Long-surviving organizations expect employees to think and help make frequent changes to stay relevant. Walgreens Pharmacy, from 1984 to 2000 opened 2.3 stores a week, but their focus changed during the next sixteen years. From 2000 to 2016 Walgreens acquired other chains, became multi-national, and established worldwide contracts to protect its cost structure (Walgreens.com timeline).
The search for, experimentation around, and evaluation of new ideas and methods is behavioral rather than overtly measureable. Measuring the number of meeting hours devoted to brainstorming isn’t the point – it’s the development and protection of new ideas in the hope of developing contributing initiatives.
Protecting new ideas and fostering new approaches is behavioral and, therefore, cultural. These behaviors need to be ‘baked in’ if the organization is to adapt, thrive, and survive.
Available Spirit Unexploited – Defendable Market Position
Many organizations have strategic plans but those with good plans and a positive culture can respond more effectively to competitive pressures. One CEO called a positive culture “powerful”.
Herb Kelleher, ex-CEO of Southwest said, “… we’re interested in intangibles — a spiritual infusion — because they are the hardest things for your competitors to replicate. The tangible things your competitors can go out and buy. But they can’t buy your spirit. So it’s the most powerful thing of all.”*
Building a Culture
Herb Kelleher from the same interview commented, “We used to have a corporate day. Companies would come in from around the world and they were interested in how we hired, trained, that sort of thing. Then we’d say, ‘Treat your people well and they’ll treat you well,’ and then they’d go home disappointed. It was too simple … Or too hard — because it’s a vast mosaic with thousands of little pieces that you have to keep putting in place every day. It’s not a programmatic thing. It can’t be. It has to come from the heart, not the head. If it’s programmatic, everybody will know that and say, “Hell, they’re not sincere; they don’t really care, they’re just telling us that they care.”*

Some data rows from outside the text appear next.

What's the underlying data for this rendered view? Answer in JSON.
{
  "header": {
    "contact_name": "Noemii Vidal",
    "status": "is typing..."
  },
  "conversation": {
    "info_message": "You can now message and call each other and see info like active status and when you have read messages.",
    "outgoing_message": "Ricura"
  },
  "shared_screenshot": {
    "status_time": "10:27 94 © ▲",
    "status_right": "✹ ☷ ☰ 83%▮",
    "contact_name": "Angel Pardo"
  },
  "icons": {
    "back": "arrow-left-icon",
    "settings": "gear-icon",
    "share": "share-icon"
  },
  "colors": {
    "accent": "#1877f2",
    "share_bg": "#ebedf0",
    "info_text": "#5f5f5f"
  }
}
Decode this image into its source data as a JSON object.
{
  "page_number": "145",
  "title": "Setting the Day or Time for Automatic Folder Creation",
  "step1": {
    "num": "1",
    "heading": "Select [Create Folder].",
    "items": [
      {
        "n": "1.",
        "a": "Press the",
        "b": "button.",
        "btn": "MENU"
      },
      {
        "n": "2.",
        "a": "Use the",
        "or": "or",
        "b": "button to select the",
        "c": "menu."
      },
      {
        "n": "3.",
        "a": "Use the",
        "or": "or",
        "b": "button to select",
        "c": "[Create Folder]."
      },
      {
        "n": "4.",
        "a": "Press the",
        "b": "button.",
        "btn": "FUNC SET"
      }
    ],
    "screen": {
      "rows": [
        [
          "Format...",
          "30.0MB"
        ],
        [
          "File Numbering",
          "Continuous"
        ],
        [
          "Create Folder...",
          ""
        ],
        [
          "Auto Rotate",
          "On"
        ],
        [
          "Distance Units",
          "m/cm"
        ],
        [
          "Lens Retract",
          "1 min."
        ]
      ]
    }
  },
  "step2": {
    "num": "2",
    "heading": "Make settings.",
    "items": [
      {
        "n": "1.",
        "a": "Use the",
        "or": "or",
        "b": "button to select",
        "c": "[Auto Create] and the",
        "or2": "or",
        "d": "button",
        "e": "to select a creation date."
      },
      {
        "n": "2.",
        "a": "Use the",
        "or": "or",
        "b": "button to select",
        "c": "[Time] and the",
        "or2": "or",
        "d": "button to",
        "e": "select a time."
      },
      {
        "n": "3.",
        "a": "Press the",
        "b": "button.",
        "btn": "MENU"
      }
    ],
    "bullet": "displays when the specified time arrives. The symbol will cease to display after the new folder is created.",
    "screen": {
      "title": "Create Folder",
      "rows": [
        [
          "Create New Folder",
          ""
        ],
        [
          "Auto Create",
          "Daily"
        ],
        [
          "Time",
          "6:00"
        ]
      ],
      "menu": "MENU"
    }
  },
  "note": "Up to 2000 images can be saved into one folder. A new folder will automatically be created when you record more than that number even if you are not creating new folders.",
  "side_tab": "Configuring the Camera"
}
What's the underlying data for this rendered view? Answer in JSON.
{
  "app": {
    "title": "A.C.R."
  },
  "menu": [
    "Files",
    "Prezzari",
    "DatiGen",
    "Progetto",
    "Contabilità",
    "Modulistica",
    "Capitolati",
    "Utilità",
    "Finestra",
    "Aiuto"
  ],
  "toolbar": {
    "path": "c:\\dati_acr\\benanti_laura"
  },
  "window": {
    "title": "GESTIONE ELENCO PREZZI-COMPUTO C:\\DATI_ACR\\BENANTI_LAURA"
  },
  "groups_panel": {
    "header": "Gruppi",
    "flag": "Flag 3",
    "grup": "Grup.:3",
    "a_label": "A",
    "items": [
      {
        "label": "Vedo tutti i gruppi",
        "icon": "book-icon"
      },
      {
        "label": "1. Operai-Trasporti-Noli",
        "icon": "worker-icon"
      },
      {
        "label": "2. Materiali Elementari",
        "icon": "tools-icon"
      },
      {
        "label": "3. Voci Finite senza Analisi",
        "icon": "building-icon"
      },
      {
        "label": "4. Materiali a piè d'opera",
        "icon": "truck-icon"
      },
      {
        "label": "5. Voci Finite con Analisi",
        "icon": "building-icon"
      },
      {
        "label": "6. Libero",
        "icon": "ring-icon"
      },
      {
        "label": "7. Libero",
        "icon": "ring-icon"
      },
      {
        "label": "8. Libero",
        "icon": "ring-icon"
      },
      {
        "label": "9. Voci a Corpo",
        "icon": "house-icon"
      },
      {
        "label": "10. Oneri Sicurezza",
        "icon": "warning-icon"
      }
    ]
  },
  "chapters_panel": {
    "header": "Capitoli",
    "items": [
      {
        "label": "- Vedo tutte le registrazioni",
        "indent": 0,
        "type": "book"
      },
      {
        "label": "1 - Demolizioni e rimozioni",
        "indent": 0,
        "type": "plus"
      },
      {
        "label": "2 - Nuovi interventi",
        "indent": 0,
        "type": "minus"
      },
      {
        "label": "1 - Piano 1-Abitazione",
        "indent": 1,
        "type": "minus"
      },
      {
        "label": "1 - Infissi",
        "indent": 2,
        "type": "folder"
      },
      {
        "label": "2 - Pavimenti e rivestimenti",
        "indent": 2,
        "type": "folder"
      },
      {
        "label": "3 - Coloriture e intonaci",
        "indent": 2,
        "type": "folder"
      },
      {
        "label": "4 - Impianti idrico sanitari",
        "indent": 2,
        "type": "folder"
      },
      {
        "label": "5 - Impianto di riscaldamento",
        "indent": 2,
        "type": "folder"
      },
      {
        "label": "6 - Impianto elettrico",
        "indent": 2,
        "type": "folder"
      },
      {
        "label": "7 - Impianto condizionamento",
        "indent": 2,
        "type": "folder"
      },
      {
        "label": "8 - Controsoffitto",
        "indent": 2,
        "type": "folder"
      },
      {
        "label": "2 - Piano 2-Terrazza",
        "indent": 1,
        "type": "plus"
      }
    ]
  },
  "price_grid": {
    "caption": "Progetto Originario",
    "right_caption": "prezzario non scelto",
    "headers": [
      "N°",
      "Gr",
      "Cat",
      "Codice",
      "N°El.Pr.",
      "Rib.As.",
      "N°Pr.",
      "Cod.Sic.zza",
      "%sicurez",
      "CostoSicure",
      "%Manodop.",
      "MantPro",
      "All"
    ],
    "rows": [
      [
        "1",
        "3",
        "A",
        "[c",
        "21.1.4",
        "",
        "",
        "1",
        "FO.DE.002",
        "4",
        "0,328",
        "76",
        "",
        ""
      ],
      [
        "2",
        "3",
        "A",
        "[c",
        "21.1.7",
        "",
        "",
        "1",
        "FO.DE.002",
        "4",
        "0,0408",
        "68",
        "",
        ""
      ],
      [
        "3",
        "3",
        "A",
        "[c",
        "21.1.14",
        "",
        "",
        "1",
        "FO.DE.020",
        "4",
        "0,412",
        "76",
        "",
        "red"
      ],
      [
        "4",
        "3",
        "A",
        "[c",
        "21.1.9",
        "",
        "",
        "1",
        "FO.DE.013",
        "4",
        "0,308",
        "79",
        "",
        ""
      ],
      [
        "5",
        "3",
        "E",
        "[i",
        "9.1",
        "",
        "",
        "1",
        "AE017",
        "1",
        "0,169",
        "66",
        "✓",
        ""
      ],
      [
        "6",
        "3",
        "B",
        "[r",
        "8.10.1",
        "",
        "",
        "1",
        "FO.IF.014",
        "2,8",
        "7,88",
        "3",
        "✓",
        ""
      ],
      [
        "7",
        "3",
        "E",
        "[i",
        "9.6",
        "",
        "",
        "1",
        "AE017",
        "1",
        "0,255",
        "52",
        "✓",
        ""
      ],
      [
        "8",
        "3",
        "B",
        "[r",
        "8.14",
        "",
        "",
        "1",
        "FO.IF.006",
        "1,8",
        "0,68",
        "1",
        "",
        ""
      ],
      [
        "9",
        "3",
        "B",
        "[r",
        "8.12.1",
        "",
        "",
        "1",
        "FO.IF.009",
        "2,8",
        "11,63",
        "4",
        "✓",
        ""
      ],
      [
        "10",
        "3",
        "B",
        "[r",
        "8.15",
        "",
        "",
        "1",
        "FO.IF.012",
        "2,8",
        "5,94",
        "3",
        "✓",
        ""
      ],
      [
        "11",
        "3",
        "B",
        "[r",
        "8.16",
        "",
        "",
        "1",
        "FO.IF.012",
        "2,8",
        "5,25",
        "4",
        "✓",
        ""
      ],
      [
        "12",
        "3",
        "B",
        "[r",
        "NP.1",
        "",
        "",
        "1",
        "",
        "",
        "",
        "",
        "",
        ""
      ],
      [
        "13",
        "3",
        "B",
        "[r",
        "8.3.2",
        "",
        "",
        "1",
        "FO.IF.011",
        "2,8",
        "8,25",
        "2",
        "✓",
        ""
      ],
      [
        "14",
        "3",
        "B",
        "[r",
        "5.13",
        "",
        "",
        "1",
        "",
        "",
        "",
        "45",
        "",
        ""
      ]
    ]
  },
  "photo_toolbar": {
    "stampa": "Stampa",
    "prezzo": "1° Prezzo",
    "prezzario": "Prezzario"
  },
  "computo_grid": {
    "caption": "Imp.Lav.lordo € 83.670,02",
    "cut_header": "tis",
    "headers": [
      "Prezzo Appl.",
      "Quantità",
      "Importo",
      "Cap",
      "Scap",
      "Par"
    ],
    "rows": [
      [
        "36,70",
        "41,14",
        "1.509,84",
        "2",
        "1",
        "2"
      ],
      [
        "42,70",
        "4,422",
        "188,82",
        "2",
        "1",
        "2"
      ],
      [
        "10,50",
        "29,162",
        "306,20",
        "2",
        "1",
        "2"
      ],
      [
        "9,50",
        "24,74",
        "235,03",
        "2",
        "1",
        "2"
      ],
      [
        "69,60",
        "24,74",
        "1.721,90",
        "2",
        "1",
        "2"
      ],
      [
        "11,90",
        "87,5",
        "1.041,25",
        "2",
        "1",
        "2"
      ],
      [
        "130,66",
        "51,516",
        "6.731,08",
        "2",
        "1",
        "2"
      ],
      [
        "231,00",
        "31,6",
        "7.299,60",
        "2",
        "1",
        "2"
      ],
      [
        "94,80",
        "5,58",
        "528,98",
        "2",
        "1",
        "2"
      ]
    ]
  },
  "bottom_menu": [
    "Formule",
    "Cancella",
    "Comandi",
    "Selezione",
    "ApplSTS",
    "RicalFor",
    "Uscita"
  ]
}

Kelleher referred to culture as a “mosaic,” composed of ‘thousands of little pieces’ or behaviors or interactions based upon a sincere, tangible, demonstrable belief system. To strengthen a culture, leaders must believe and incrementally, daily act in concert with their belief system and set a basic standard of behavior for all their leaders.
The path to belief, however, is not the same for everyone. There are two main routes and both must be employed to move forward. The next post will explain this further along with three practical ways we’ve found helpful in efforts to strengthen culture.